Mar 23, 2017

Hmong: Newspapers Apologise after Falsely Accusing Two Girls of Theft

Photo courtesy of Chaiyot Yongcharoenchai

The British newspaper the Sun as well as the Australian Daily Mail apologized [21 March 2017] after falsely accusing two Hmong girls of theft. The accusation was based on one individual photograph, which showed a British woman holding hands with two children in Hmong dresses, one of whom was apparently fiddling with the tourist’s watch. The caption of the photograph, which was posted on, read “Girlfriend in the progress of having her watch stolen.” This case is a clear-cut example of prejudice and stereotype against minorities, often fueled by media sensationalism.
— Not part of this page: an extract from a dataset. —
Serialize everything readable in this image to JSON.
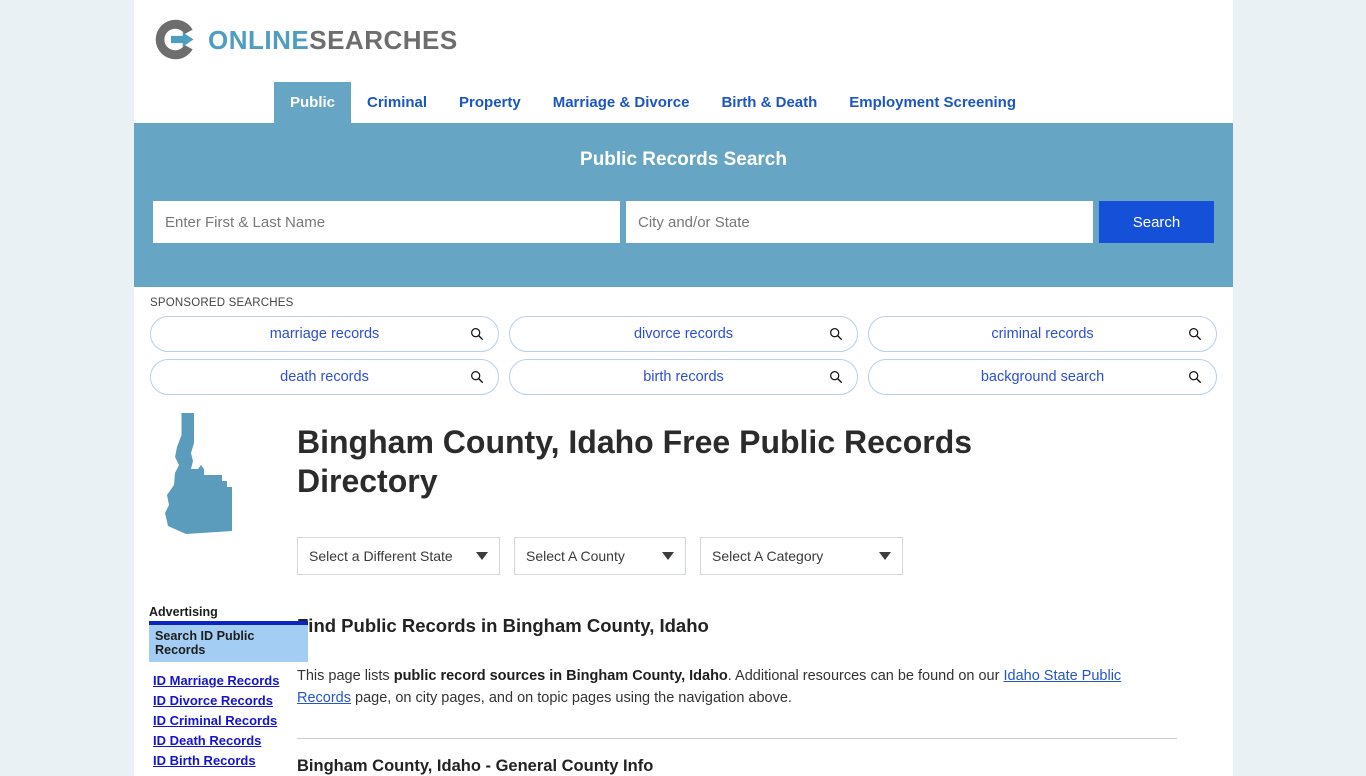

Recently, Hmong living in various communities have experienced prejudice in one form or another, sometimes with fatal consequences

Below is an article published by The Bangkok Post:

CHIANG MAI - Two international media outlets have apologised to two Hmong hilltribe girls for reports wrongly accusing them of being caught on camera stealing a British tourist’s watch at Doi Suthep temple several months ago.

The Sun of Britain and Daily Mail Australia sent letters of apology to the parents of hilltribe sisters, Dokmai, 10, and her younger sister Gaolhee, 7.

Chiang Mai governor Pawin Chamniprasart, Ben Robert Svasti, the British honorary consul in Chiang Mai, and Chiang Mai’s Muang district chief Saranyu Meethongkham handed the letters to the girls’ parents at the provincial hall on Tuesday.

In September last year, four major British media outlets - The SunDaily Mail AustraliaThe Telegraph and Daily Express - ran news stories accusing the two tribal girls of stealing a watch from a British woman. The story was picked up by Thai media.

The allegation was based on a single photo posted on, which showed the grinning woman tourist holding hands with two children in Hmong dress. The seven-year-old girl pictured on the right appeared to be fiddling with the tourist's watch. The caption said, "Girlfriend in the progress of having her watch stolen".

The story of the "tiny thieves", as the girls were later labelled, was picked up and sensationalised by several media outlets.

The girls and their parents were hurt by the reports. As a sad aftermath, the girls were asked not to go back to Wat Phra That Doi Suthep, where they usually earned their parents extra income by posing with tourists.

In October, the Hmong girls were finally cleared after the woman tourist herself announced she had found her missing watch elsewhere. 

The governor said the stories affected the family of the girls and the country's image. He ordered an inquiry which concluded the allegation was groundless.  International media outlets that ran the stories later sent letters of apology to the family of the girls, said Mr Pawin. The girls were also allowed to return to the temple and continue as usual.

Mr Svasti said the governor had coordinated with the British embassy as the false allegation had affected the rights of the children. As the Chiang Mai-based honorary consul he had visited the girls’ parents. The parents did not want to file a complaint against those accusing their children, but they did want the media to correct the reports.

Executives of The Sun in Britain and Daily Mail Australia edition later sent letters of apology to the girls' parents and the Hmong community, the honorary consul said.